Data records for software interfaces
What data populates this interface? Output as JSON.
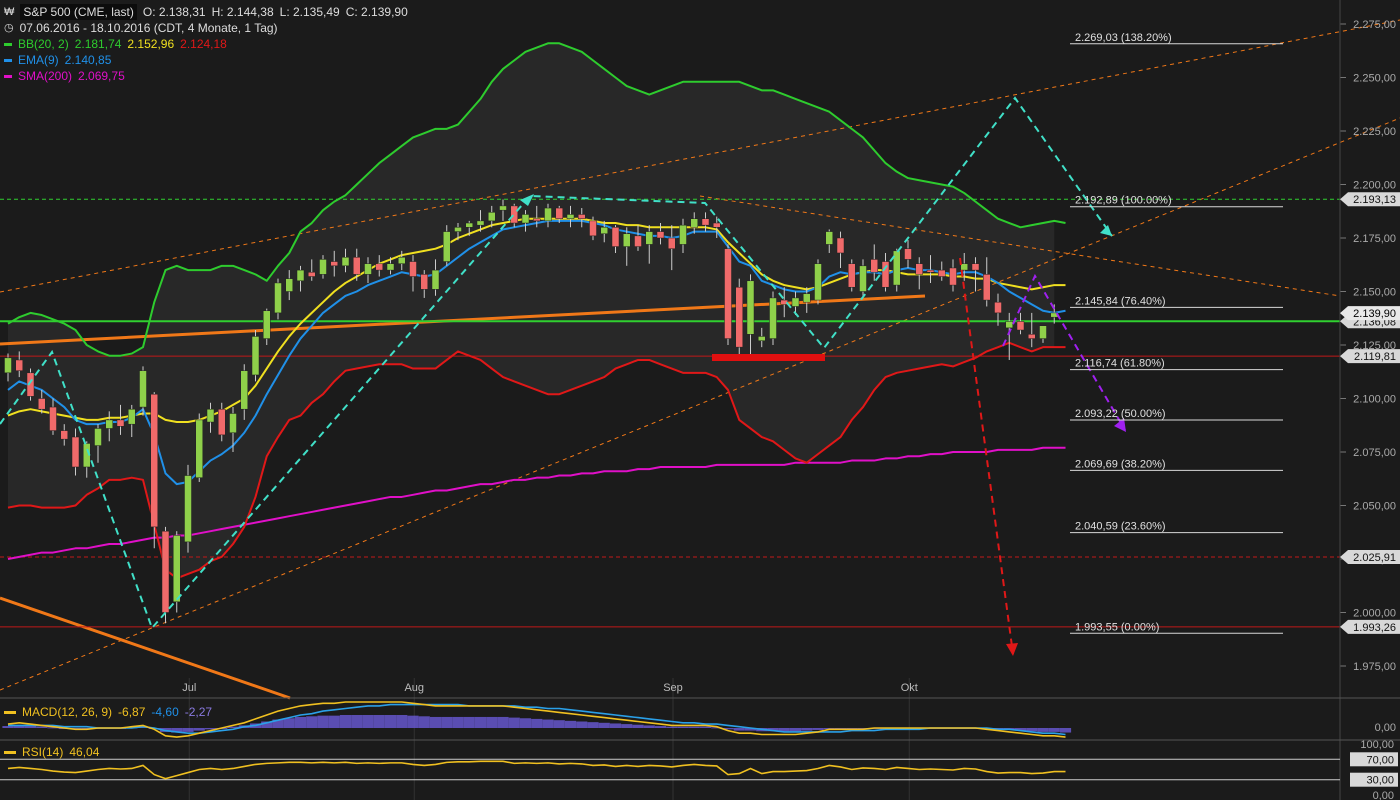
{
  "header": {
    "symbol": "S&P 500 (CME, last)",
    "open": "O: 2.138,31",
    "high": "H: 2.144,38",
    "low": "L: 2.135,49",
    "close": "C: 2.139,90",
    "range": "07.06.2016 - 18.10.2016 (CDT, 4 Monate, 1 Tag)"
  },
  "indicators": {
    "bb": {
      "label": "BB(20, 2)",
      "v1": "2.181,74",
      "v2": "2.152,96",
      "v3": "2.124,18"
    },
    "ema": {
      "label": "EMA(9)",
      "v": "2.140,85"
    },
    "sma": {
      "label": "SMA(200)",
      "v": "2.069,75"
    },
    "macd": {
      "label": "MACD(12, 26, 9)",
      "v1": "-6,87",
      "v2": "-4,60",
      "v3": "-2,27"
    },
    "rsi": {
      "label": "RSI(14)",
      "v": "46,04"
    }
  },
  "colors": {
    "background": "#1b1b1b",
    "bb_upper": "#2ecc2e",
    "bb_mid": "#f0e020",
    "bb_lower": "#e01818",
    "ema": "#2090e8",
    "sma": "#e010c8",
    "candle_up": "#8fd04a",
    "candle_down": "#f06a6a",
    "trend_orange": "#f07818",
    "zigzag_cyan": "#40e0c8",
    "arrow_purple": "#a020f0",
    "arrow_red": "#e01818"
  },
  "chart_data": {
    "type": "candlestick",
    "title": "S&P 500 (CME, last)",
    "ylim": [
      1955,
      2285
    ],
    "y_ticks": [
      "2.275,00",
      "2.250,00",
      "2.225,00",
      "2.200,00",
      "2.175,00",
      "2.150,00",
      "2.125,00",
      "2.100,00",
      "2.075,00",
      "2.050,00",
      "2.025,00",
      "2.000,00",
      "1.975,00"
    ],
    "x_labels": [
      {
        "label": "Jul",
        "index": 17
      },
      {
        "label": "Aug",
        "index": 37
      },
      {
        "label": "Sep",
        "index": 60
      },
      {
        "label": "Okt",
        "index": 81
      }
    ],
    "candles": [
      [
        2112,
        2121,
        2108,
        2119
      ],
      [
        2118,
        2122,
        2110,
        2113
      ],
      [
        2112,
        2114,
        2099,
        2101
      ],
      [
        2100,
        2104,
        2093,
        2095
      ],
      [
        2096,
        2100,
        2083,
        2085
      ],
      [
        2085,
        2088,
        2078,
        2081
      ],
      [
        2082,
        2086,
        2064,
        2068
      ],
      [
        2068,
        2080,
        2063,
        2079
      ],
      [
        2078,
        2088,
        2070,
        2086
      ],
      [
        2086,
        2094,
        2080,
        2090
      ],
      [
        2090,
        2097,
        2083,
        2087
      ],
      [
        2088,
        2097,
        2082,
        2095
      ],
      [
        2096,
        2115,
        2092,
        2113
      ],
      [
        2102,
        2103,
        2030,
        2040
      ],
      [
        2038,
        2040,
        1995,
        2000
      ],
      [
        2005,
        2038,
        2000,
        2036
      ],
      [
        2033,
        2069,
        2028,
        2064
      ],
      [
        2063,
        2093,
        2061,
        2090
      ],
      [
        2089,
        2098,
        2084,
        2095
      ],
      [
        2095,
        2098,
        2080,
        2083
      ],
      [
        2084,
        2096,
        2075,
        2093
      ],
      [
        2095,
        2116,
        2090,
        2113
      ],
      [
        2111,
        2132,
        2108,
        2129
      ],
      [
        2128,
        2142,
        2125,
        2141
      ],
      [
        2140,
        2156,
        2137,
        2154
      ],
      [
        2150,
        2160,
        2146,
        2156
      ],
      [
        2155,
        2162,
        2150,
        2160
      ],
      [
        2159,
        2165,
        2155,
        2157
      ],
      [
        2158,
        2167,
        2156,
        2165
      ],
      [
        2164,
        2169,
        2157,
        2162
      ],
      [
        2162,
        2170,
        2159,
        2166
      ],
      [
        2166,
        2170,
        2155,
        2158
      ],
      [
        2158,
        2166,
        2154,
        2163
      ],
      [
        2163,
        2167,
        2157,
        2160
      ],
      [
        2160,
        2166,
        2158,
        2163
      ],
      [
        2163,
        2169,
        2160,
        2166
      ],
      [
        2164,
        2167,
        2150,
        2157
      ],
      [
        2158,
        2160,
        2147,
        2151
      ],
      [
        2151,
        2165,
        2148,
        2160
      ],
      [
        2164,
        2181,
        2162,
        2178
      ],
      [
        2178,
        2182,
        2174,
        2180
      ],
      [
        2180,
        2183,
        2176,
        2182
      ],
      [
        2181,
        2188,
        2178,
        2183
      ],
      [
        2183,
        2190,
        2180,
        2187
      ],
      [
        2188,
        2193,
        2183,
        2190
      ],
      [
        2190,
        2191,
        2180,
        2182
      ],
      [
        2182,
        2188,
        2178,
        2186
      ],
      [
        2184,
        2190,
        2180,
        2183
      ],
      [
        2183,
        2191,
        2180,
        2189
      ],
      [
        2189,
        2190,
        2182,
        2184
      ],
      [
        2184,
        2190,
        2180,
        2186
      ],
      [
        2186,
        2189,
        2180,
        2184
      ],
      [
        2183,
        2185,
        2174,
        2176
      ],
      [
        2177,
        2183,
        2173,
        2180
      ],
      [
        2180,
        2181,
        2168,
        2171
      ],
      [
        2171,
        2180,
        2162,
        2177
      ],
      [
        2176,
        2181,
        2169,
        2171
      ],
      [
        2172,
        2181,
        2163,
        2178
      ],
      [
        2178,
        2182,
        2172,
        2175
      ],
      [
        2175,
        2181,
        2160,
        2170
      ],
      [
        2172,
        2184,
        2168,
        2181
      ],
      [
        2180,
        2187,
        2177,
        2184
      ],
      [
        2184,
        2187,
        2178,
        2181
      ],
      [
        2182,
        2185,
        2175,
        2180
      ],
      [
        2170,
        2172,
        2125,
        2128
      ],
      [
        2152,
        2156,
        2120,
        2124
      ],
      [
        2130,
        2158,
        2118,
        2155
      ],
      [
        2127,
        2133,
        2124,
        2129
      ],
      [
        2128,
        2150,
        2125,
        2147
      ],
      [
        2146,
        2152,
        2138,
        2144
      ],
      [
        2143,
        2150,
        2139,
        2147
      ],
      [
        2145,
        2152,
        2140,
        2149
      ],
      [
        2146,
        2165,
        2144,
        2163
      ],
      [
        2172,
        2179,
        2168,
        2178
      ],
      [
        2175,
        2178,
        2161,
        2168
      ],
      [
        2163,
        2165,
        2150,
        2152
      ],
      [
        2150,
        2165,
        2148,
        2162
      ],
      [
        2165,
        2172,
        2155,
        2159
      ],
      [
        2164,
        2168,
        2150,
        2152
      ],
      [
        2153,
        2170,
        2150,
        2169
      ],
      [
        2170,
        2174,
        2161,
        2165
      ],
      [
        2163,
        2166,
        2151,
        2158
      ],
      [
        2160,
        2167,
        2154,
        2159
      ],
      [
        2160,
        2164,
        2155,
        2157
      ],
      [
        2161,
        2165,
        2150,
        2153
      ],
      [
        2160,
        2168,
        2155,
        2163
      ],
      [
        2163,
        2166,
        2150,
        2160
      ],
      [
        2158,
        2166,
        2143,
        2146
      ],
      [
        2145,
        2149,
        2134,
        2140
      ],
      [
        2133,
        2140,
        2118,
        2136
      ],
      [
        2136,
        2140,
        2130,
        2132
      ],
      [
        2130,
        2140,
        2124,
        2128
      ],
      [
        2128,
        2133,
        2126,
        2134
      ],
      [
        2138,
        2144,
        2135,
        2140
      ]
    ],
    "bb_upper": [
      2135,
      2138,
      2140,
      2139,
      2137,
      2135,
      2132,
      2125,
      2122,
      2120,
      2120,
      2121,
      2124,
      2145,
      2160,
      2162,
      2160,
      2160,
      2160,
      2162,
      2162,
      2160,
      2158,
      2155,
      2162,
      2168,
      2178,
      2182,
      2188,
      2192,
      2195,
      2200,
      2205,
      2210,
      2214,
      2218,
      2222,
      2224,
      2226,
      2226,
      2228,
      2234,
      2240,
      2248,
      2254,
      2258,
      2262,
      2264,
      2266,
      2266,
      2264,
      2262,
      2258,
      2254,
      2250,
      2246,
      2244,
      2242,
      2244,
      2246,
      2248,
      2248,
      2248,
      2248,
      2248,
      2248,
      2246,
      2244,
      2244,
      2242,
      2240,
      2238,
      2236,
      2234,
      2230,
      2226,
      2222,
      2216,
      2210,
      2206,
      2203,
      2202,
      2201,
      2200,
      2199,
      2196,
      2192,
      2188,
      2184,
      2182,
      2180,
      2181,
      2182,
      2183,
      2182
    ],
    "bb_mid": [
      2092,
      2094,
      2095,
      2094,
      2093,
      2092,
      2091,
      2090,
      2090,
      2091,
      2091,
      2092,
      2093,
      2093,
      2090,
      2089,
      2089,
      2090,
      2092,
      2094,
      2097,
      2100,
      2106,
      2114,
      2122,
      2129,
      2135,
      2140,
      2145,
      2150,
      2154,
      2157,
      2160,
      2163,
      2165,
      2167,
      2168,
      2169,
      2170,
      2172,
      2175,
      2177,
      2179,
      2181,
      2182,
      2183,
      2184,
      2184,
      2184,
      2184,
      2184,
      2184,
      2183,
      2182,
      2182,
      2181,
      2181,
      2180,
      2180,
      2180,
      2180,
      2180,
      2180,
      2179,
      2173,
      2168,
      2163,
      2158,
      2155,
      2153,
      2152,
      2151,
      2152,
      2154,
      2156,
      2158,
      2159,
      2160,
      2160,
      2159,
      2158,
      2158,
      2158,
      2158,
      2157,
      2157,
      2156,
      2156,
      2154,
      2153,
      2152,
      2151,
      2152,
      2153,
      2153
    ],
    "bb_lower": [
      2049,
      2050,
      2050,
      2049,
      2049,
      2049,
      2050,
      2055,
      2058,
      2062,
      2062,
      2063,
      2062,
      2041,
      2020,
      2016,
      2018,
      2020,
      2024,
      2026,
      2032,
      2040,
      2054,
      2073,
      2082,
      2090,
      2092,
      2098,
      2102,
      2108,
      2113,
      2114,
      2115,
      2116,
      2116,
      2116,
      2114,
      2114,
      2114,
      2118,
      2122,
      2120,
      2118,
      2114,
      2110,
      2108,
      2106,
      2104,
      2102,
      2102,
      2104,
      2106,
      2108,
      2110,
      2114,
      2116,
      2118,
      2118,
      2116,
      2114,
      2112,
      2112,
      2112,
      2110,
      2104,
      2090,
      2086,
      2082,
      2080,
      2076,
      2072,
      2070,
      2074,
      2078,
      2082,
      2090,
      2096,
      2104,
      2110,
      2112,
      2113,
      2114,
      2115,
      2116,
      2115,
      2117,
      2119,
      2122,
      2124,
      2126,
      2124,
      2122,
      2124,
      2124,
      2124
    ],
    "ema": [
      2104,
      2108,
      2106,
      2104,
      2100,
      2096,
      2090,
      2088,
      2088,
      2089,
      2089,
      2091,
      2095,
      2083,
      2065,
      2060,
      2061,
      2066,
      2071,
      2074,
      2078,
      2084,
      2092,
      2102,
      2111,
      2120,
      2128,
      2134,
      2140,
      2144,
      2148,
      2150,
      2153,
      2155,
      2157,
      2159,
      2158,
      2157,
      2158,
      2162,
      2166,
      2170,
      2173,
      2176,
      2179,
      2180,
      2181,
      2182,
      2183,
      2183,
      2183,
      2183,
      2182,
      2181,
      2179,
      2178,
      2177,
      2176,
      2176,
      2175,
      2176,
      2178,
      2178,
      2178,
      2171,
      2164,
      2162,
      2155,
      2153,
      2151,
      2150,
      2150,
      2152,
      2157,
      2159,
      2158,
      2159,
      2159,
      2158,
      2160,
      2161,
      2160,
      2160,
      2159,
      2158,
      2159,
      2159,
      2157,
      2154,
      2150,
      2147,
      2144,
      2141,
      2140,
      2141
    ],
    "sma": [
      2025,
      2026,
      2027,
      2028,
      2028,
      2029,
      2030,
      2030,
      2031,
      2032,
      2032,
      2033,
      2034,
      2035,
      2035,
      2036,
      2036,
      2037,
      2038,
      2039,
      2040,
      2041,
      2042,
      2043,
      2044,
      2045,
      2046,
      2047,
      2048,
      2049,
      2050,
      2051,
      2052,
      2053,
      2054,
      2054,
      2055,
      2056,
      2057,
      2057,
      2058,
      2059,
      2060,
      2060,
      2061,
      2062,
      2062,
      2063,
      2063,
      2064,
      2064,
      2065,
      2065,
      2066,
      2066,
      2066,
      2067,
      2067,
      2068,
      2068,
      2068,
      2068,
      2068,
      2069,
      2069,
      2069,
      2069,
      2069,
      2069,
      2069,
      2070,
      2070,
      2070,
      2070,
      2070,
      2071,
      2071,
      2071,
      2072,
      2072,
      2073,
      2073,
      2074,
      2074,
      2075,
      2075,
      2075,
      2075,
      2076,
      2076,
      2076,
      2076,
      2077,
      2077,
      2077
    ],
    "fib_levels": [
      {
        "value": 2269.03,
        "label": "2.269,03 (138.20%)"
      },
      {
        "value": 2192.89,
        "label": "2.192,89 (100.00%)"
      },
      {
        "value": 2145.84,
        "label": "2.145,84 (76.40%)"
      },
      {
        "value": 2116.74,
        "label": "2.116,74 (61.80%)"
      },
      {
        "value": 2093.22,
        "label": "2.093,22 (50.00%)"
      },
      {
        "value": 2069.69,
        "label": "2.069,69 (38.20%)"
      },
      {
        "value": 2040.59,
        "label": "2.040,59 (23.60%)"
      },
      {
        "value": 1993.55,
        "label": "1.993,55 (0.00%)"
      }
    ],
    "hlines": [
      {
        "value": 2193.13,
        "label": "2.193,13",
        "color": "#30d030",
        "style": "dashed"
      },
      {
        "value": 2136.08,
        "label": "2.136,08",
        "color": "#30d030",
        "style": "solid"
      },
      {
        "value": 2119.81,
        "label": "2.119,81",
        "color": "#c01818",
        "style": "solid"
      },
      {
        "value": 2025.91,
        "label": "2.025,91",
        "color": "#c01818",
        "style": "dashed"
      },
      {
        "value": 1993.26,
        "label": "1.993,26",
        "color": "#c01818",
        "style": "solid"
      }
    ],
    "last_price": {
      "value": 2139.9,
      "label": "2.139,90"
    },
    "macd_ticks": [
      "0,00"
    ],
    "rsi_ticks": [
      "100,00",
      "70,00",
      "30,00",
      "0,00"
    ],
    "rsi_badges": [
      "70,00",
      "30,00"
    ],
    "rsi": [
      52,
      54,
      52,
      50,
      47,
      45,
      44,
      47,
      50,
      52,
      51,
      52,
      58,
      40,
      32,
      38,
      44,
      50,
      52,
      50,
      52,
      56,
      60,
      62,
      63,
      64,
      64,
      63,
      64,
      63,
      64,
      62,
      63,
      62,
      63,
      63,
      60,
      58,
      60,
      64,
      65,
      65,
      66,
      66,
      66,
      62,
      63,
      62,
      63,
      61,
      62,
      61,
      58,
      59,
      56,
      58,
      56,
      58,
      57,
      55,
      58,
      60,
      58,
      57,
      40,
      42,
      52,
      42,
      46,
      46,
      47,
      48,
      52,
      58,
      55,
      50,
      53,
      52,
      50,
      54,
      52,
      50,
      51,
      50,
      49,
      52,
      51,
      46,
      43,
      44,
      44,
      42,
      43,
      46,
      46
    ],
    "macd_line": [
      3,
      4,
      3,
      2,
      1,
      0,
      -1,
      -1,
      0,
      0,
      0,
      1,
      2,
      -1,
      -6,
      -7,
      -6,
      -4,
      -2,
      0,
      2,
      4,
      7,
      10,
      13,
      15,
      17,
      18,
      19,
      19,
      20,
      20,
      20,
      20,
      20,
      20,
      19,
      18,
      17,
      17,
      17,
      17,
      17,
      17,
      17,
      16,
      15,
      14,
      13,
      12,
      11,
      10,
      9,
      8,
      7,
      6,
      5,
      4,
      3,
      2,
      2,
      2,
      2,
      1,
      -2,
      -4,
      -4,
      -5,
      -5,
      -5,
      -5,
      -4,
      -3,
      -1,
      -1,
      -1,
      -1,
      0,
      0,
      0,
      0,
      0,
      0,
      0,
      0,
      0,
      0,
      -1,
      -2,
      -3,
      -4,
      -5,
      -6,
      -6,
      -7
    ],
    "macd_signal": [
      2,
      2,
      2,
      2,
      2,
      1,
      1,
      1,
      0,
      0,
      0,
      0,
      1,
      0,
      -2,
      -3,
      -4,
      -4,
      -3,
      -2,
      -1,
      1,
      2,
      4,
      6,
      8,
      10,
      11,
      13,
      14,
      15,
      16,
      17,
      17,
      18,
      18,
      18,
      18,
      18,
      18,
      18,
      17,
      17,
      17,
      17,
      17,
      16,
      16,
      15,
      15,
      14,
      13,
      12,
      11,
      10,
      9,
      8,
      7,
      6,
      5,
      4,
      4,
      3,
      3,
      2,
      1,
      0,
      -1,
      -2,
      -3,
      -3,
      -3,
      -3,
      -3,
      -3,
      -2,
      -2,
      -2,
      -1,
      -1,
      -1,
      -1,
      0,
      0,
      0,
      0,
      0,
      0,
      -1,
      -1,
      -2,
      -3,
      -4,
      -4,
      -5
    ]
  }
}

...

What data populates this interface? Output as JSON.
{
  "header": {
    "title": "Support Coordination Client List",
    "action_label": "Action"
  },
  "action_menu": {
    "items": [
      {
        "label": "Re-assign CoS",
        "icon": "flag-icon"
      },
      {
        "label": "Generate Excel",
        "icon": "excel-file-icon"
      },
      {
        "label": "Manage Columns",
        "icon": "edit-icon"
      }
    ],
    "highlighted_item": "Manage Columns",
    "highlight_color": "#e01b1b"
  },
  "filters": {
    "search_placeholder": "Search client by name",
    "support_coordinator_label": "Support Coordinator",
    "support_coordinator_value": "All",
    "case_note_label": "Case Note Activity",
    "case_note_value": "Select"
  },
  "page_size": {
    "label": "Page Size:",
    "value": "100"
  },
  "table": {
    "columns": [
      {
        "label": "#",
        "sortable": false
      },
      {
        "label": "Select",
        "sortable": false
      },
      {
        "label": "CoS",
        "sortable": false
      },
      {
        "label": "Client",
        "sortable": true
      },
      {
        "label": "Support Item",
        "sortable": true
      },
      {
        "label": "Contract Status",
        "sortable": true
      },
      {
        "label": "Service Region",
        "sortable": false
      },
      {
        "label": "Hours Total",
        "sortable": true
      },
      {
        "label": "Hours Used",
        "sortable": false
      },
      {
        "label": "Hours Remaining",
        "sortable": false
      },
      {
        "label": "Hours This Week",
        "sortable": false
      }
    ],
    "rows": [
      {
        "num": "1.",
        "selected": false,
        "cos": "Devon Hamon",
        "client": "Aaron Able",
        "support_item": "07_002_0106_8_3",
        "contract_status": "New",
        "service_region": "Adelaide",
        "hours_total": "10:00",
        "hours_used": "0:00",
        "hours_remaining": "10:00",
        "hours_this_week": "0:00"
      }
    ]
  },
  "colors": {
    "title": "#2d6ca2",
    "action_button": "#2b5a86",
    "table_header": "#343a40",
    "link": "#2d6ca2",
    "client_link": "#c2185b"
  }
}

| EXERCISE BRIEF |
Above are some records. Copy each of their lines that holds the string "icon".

| RESULT BELOW |
        "icon": "flag-icon"
        "icon": "excel-file-icon"
        "icon": "edit-icon"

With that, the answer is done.